According to them, proposals to bar students without three Ds at A-level would hit courses such as nursing and ‘strike at heart of social mobility.’
They also stated that if government goes ahead with rumoured plans to cut tuition fees, undergraduates would experience a poorer quality of education, less mental health support and a smaller choice of degree subjects.
The ideas have been leaked from the prime minister’s review of post-18 education, chaired by Philip Augar, a former equities broker, which is expected to report next month. One idea would stop young people qualifying for a loan if they didn’t get three Ds at A-level.
Vice-chancellors argue this would be reducing student numbers “by the back door”, and damaging poorer students in the process. Dominic Shellard, head of De Montfort University stated that “This would strike at the heart of social mobility,” as it would prevent many people from the poorest backgrounds from improving their life chances by studying for a degree.

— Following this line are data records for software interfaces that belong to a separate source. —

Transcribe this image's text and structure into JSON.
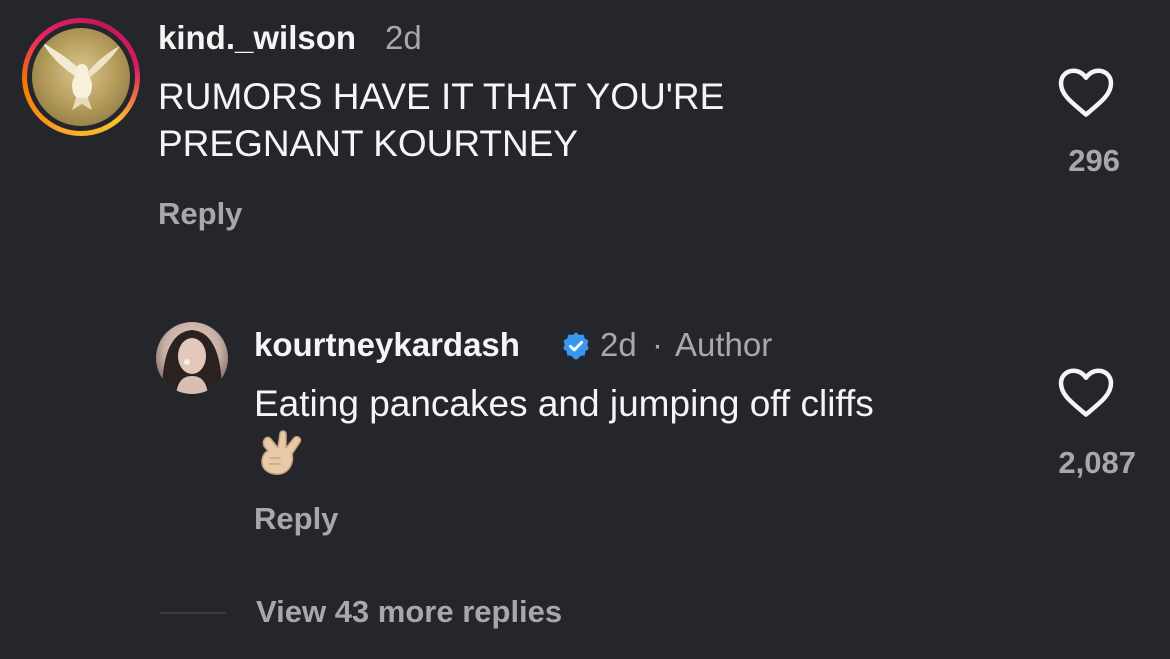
{
  "comments": [
    {
      "username": "kind._wilson",
      "time": "2d",
      "text_line1": "RUMORS HAVE IT THAT YOU'RE",
      "text_line2": "PREGNANT KOURTNEY",
      "like_count": "296",
      "reply_label": "Reply",
      "avatar_icon": "dove-avatar",
      "has_story_ring": true
    },
    {
      "username": "kourtneykardash",
      "verified": true,
      "time": "2d",
      "separator": "·",
      "author_label": "Author",
      "text_line1": "Eating pancakes and jumping off cliffs",
      "emoji_icon": "call-me-hand-emoji",
      "like_count": "2,087",
      "reply_label": "Reply",
      "avatar_icon": "profile-photo-avatar"
    }
  ],
  "view_more_label": "View 43 more replies",
  "colors": {
    "background": "#25262b",
    "primary_text": "#f5f5f5",
    "secondary_text": "#a6a8ae",
    "verified_badge": "#3897f0"
  }
}
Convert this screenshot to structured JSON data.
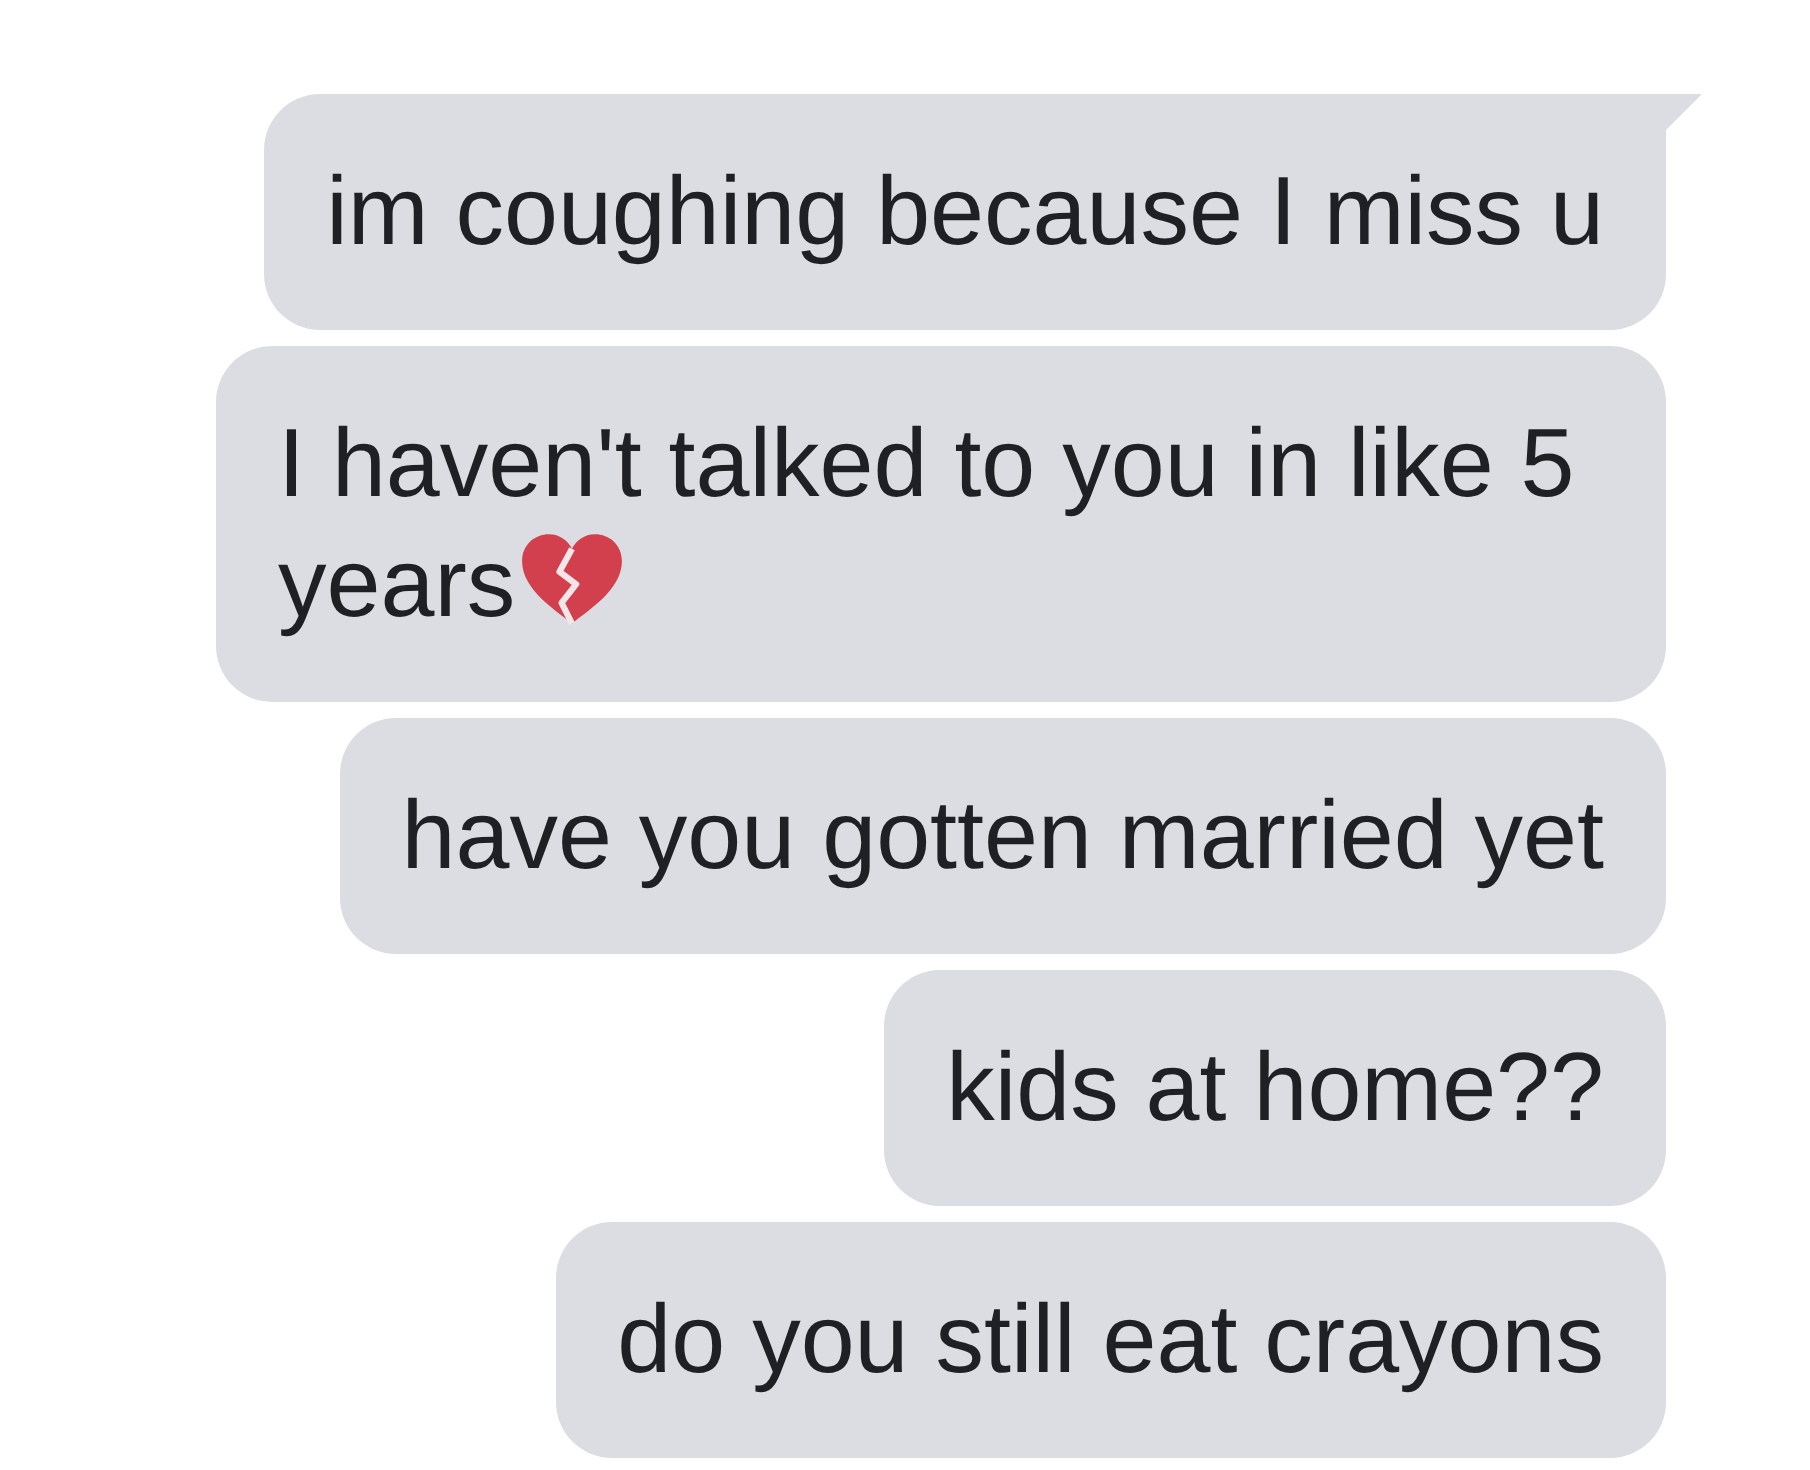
{
  "messages": [
    {
      "text": "im coughing because I miss u",
      "tail": true,
      "emoji": false
    },
    {
      "text": "I haven't talked to you in like 5 years",
      "tail": false,
      "emoji": true
    },
    {
      "text": "have you gotten married yet",
      "tail": false,
      "emoji": false
    },
    {
      "text": "kids at home??",
      "tail": false,
      "emoji": false
    },
    {
      "text": "do you still eat crayons",
      "tail": false,
      "emoji": false
    }
  ]
}
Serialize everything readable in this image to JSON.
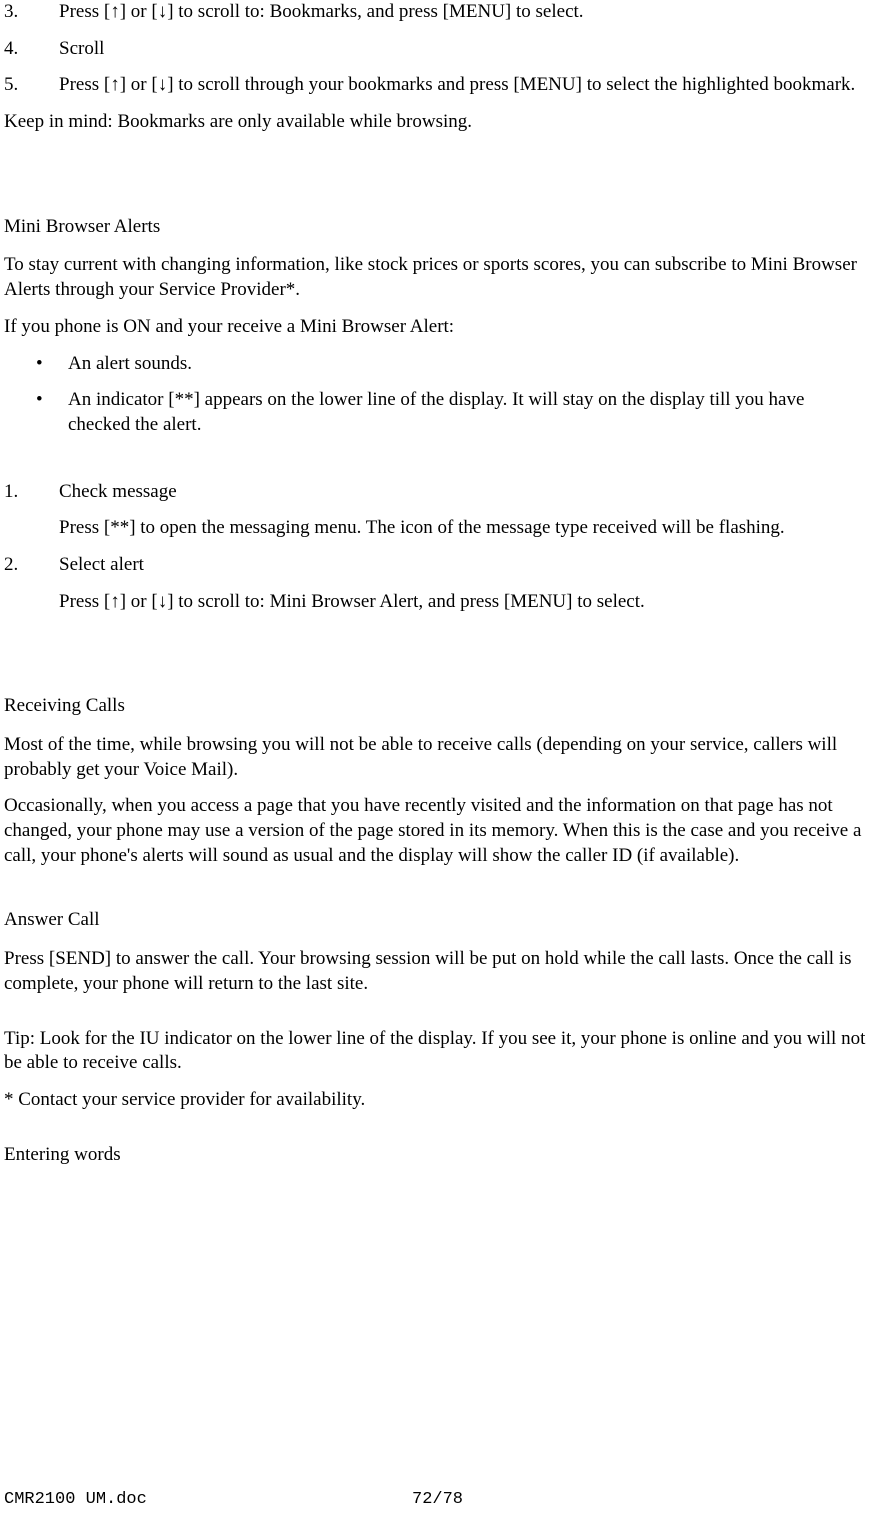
{
  "topList": {
    "item3": {
      "num": "3.",
      "text_a": "Press [",
      "arrow_up": "↑",
      "text_b": "] or [",
      "arrow_down": "↓",
      "text_c": "] to scroll to: Bookmarks, and press [MENU] to select."
    },
    "item4": {
      "num": "4.",
      "text": "Scroll"
    },
    "item5": {
      "num": "5.",
      "text_a": "Press [",
      "arrow_up": "↑",
      "text_b": "] or [",
      "arrow_down": "↓",
      "text_c": "] to scroll through your bookmarks and press [MENU] to select the highlighted bookmark."
    }
  },
  "keepInMind": "Keep in mind:  Bookmarks are only available while browsing.",
  "miniBrowser": {
    "heading": "Mini Browser Alerts",
    "p1": "To stay current with changing information, like stock prices or sports scores, you can subscribe to Mini Browser Alerts through your Service Provider*.",
    "p2": "If you phone is ON and your receive a Mini Browser Alert:",
    "b1": "An alert sounds.",
    "b2": "An indicator [**] appears on the lower line of the display. It will stay on the display till you have checked the alert."
  },
  "checkList": {
    "item1": {
      "num": "1.",
      "title": "Check message",
      "body": "Press [**] to open the messaging menu. The icon of the message type received will be flashing."
    },
    "item2": {
      "num": "2.",
      "title": "Select alert",
      "body_a": "Press [",
      "arrow_up": "↑",
      "body_b": "] or [",
      "arrow_down": "↓",
      "body_c": "] to scroll to: Mini Browser Alert, and press [MENU] to select."
    }
  },
  "receiving": {
    "heading": "Receiving Calls",
    "p1": "Most of the time, while browsing you will not be able to receive calls (depending on your service, callers will probably get your Voice Mail).",
    "p2": "Occasionally, when you access a page that you have recently visited and the information on that page has not changed, your phone may use a version of the page stored in its memory. When this is the case and you receive a call, your phone's alerts will sound as usual and the display will show the caller ID (if available)."
  },
  "answer": {
    "heading": "Answer Call",
    "p1": "Press [SEND] to answer the call. Your browsing session will be put on hold while the call lasts. Once the call is complete, your phone will return to the last site."
  },
  "tip": "Tip:  Look for the IU indicator on the lower line of the display. If you see it, your phone is online and you will not be able to receive calls.",
  "footnote": "* Contact your service provider for availability.",
  "entering": "Entering words",
  "footer": {
    "left": "CMR2100 UM.doc",
    "center": "72/78"
  }
}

Last year nearly 8,000 UK 18-year-olds were accepted to study at university with 3Ds or lower, according to new data released by the admissions service Ucas last month. Universities say these applicants are much more likely to be from poorer families.
Shellard says these students are potentially among the best motivated: “Many students with lower A-level grades go on to do extremely well at university as they feel they’ve got something to prove.”
One of the subject areas that could suffer would be nursing. “There are already 500 nurse vacancies in our local hospitals and there will be far more after Brexit,” says Shellard.
“At a time when we will have skills shortages because of Brexit it seems crazy to be talking about rigging the market even more and reducing our ability to train people.” He continued.
“My fear is that we are going to end up with fewer people going to university, less social inclusion, less diversity, more elitism and a greatly denuded sector.” He added.
Nick Hillman, director of the Higher Education Policy Institute, a thinktank, also added to the thought—calling it a “catastrophic policy”.
“It will hit entrants from the poorest backgrounds disproportionately. You might have missed 3Ds because you’ve been at a poor performing school,” he stated.